With that said, they’ve also made their way to large and more complex games in the form of side activities or minigames. In Genshin Impact and The Legend of Zelda: Breath of the Wild, you need to time your taps well when cooking to make perfect-grade dishes. Meanwhile, rhythm games like O2Jam are basically tapping and timing games on steroids.
Turning and guiding
These mechanics are quite different from the “turning and swerving” one in the previous entry. The goal in these games is to mostly guide the player-character to a certain point. Though this sounds rather simple, it is made more complex by 3D art styles and visual illusions. One good example is Monument Valley which merges puzzles and visual illusions to add a layer of depth and in a way, confuse players’ visual perception.
Rising and falling
We’ve seen platformers and Metroidvania games where you move horizontally around 2D spaces, battling enemies and navigating around the difficult terrain. However, games like Downwell and Rise Up change things up by using vertical movement - or rising and falling - instead.
In Downwell, the only way to progress is to keep going down, and though it’s more complex (it includes a few RPG mechanics and action themes), it’s a great example of a game that uses falling mechanics. Meanwhile, Rise Up is a more hyper-casual experience.

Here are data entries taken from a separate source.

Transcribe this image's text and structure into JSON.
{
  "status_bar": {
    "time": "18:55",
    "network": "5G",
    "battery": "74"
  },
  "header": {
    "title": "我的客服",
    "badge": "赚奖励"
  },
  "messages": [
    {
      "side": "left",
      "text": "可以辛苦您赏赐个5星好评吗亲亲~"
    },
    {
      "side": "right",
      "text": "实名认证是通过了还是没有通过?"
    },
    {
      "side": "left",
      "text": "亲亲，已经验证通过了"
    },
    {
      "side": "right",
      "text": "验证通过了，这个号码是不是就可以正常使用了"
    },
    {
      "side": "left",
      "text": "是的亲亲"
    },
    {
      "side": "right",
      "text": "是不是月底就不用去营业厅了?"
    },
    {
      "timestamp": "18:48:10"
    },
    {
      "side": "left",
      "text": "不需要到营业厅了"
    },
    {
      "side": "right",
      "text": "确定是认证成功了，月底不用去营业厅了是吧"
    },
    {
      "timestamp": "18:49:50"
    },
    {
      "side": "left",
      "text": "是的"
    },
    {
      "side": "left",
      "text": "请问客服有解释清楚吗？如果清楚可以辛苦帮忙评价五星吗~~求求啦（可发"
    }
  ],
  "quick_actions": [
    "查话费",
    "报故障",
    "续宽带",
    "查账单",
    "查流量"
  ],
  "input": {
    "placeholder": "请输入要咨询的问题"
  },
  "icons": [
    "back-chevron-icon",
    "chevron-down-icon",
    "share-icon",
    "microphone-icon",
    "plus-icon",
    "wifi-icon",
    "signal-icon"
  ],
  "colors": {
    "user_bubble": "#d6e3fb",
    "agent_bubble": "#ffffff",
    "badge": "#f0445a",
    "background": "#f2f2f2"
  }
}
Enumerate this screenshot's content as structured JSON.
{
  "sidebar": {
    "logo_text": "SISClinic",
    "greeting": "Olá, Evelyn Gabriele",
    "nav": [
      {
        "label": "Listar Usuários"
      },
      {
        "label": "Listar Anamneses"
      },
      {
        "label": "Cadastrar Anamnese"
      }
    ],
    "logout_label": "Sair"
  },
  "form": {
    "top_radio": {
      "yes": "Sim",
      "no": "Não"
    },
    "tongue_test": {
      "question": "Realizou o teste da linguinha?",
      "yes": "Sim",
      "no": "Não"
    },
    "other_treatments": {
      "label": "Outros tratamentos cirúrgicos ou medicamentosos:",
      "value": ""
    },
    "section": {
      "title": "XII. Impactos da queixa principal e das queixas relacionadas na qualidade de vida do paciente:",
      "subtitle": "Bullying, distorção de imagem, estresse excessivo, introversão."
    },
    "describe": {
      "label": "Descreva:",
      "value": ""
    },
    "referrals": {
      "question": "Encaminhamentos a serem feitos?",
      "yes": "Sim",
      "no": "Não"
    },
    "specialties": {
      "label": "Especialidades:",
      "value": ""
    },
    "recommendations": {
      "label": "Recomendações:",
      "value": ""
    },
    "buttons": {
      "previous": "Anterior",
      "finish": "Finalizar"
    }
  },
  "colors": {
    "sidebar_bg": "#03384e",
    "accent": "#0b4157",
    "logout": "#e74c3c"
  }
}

In a nutshell, there’s a balloon you need to protect using a shield that you can guide with your finger.
Tapping and merging games
Undoubtedly the favorite of many casual players, tapping and merging games involves having players mix, match, and merge things together on-screen. These focus on aesthetic elements like shapes and colors to help players differentiate various objects. Progression is mainly defined through levels and stages with increased difficulty. Fantastic examples include games with match-3 mechanics and, of course, Candy Crush which was one of the most popular mobile games before.
Hyper-casual puzzle games are a bit different from traditional puzzles in a way that the former has no clear end or goal except to reach the highest score possible. In a way, these games don’t exactly interfere with players, and difficulty is mostly defined by their actions. One good example would be a casual never-ending game of Tetris and the block puzzle game 2048.
Overall, hyper-casual games and mechanics may not provide a deep and immersive experience, but they’re a crucial part of what makes gaming work. In a way, you could consider them building blocks of a larger and more complex experience, like how driving and shooting in GTA V is a mix of swerving and turning mechanics, as well as tap and timing. More importantly, they cater to an audience that prefers trivial yet entertaining experiences accessible on their smartphones.